Required action - Output the listing verbatim, leaving out every picture.

[Opening Recorded data section]

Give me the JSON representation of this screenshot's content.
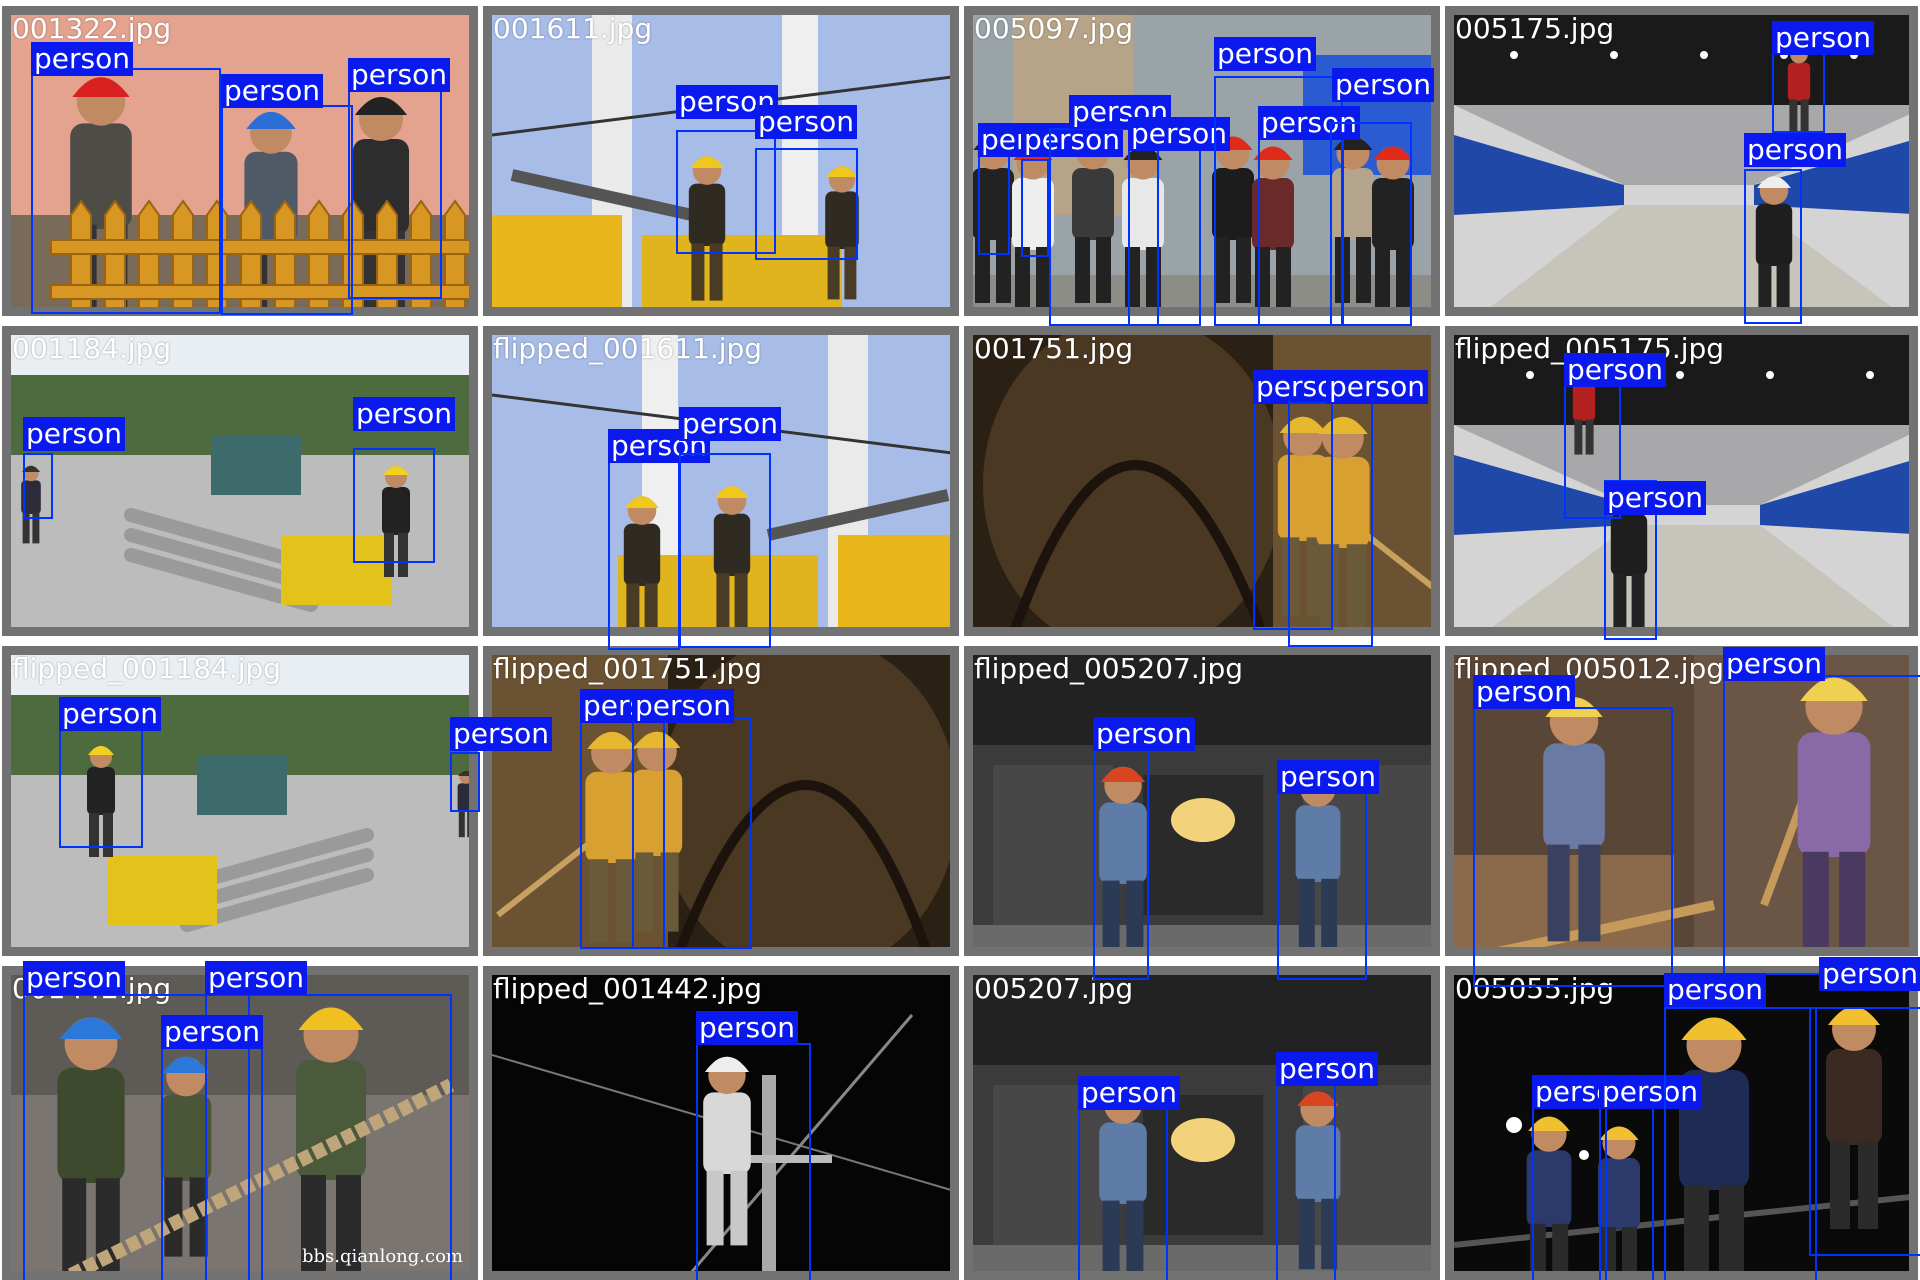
{
  "colors": {
    "box": "#0033ff",
    "label_bg": "#0a19ee",
    "label_text": "#ffffff",
    "tile_border": "#727272"
  },
  "tiles": [
    {
      "filename": "001322.jpg",
      "scene": "orange-wall",
      "detections": [
        {
          "label": "person"
        },
        {
          "label": "person"
        },
        {
          "label": "person"
        }
      ]
    },
    {
      "filename": "001611.jpg",
      "scene": "sky-pole",
      "detections": [
        {
          "label": "person"
        },
        {
          "label": "person"
        }
      ]
    },
    {
      "filename": "005097.jpg",
      "scene": "crowd-construction",
      "detections": [
        {
          "label": "person"
        },
        {
          "label": "person"
        },
        {
          "label": "person"
        },
        {
          "label": "person"
        },
        {
          "label": "person"
        },
        {
          "label": "person"
        },
        {
          "label": "person"
        }
      ]
    },
    {
      "filename": "005175.jpg",
      "scene": "tunnel",
      "detections": [
        {
          "label": "person"
        },
        {
          "label": "person"
        }
      ]
    },
    {
      "filename": "001184.jpg",
      "scene": "paving",
      "detections": [
        {
          "label": "person"
        },
        {
          "label": "person"
        }
      ]
    },
    {
      "filename": "flipped_001611.jpg",
      "scene": "sky-pole-flipped",
      "detections": [
        {
          "label": "person"
        },
        {
          "label": "person"
        }
      ]
    },
    {
      "filename": "001751.jpg",
      "scene": "mine",
      "detections": [
        {
          "label": "person"
        },
        {
          "label": "person"
        }
      ]
    },
    {
      "filename": "flipped_005175.jpg",
      "scene": "tunnel-flipped",
      "detections": [
        {
          "label": "person"
        },
        {
          "label": "person"
        }
      ]
    },
    {
      "filename": "flipped_001184.jpg",
      "scene": "paving-flipped",
      "detections": [
        {
          "label": "person"
        },
        {
          "label": "person"
        }
      ]
    },
    {
      "filename": "flipped_001751.jpg",
      "scene": "mine-flipped",
      "detections": [
        {
          "label": "person"
        },
        {
          "label": "person"
        }
      ]
    },
    {
      "filename": "flipped_005207.jpg",
      "scene": "furnace",
      "detections": [
        {
          "label": "person"
        },
        {
          "label": "person"
        }
      ]
    },
    {
      "filename": "flipped_005012.jpg",
      "scene": "drilling",
      "detections": [
        {
          "label": "person"
        },
        {
          "label": "person"
        }
      ]
    },
    {
      "filename": "001442.jpg",
      "scene": "rope-pull",
      "watermark": "bbs.qianlong.com",
      "detections": [
        {
          "label": "person"
        },
        {
          "label": "person"
        },
        {
          "label": "person"
        }
      ]
    },
    {
      "filename": "flipped_001442.jpg",
      "scene": "night-pole",
      "detections": [
        {
          "label": "person"
        }
      ]
    },
    {
      "filename": "005207.jpg",
      "scene": "furnace",
      "detections": [
        {
          "label": "person"
        },
        {
          "label": "person"
        }
      ]
    },
    {
      "filename": "005055.jpg",
      "scene": "night-rail",
      "detections": [
        {
          "label": "person"
        },
        {
          "label": "person"
        },
        {
          "label": "person"
        },
        {
          "label": "person"
        }
      ]
    }
  ]
}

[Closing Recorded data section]

Solution for this task -
Give me the JSON representation of this screenshot's content.
{
  "colors": {
    "box": "#0033ff",
    "label_bg": "#0a19ee",
    "label_text": "#ffffff",
    "tile_border": "#727272"
  },
  "tiles": [
    {
      "filename": "001322.jpg",
      "scene": "orange-wall",
      "detections": [
        {
          "label": "person"
        },
        {
          "label": "person"
        },
        {
          "label": "person"
        }
      ]
    },
    {
      "filename": "001611.jpg",
      "scene": "sky-pole",
      "detections": [
        {
          "label": "person"
        },
        {
          "label": "person"
        }
      ]
    },
    {
      "filename": "005097.jpg",
      "scene": "crowd-construction",
      "detections": [
        {
          "label": "person"
        },
        {
          "label": "person"
        },
        {
          "label": "person"
        },
        {
          "label": "person"
        },
        {
          "label": "person"
        },
        {
          "label": "person"
        },
        {
          "label": "person"
        }
      ]
    },
    {
      "filename": "005175.jpg",
      "scene": "tunnel",
      "detections": [
        {
          "label": "person"
        },
        {
          "label": "person"
        }
      ]
    },
    {
      "filename": "001184.jpg",
      "scene": "paving",
      "detections": [
        {
          "label": "person"
        },
        {
          "label": "person"
        }
      ]
    },
    {
      "filename": "flipped_001611.jpg",
      "scene": "sky-pole-flipped",
      "detections": [
        {
          "label": "person"
        },
        {
          "label": "person"
        }
      ]
    },
    {
      "filename": "001751.jpg",
      "scene": "mine",
      "detections": [
        {
          "label": "person"
        },
        {
          "label": "person"
        }
      ]
    },
    {
      "filename": "flipped_005175.jpg",
      "scene": "tunnel-flipped",
      "detections": [
        {
          "label": "person"
        },
        {
          "label": "person"
        }
      ]
    },
    {
      "filename": "flipped_001184.jpg",
      "scene": "paving-flipped",
      "detections": [
        {
          "label": "person"
        },
        {
          "label": "person"
        }
      ]
    },
    {
      "filename": "flipped_001751.jpg",
      "scene": "mine-flipped",
      "detections": [
        {
          "label": "person"
        },
        {
          "label": "person"
        }
      ]
    },
    {
      "filename": "flipped_005207.jpg",
      "scene": "furnace",
      "detections": [
        {
          "label": "person"
        },
        {
          "label": "person"
        }
      ]
    },
    {
      "filename": "flipped_005012.jpg",
      "scene": "drilling",
      "detections": [
        {
          "label": "person"
        },
        {
          "label": "person"
        }
      ]
    },
    {
      "filename": "001442.jpg",
      "scene": "rope-pull",
      "watermark": "bbs.qianlong.com",
      "detections": [
        {
          "label": "person"
        },
        {
          "label": "person"
        },
        {
          "label": "person"
        }
      ]
    },
    {
      "filename": "flipped_001442.jpg",
      "scene": "night-pole",
      "detections": [
        {
          "label": "person"
        }
      ]
    },
    {
      "filename": "005207.jpg",
      "scene": "furnace",
      "detections": [
        {
          "label": "person"
        },
        {
          "label": "person"
        }
      ]
    },
    {
      "filename": "005055.jpg",
      "scene": "night-rail",
      "detections": [
        {
          "label": "person"
        },
        {
          "label": "person"
        },
        {
          "label": "person"
        },
        {
          "label": "person"
        }
      ]
    }
  ]
}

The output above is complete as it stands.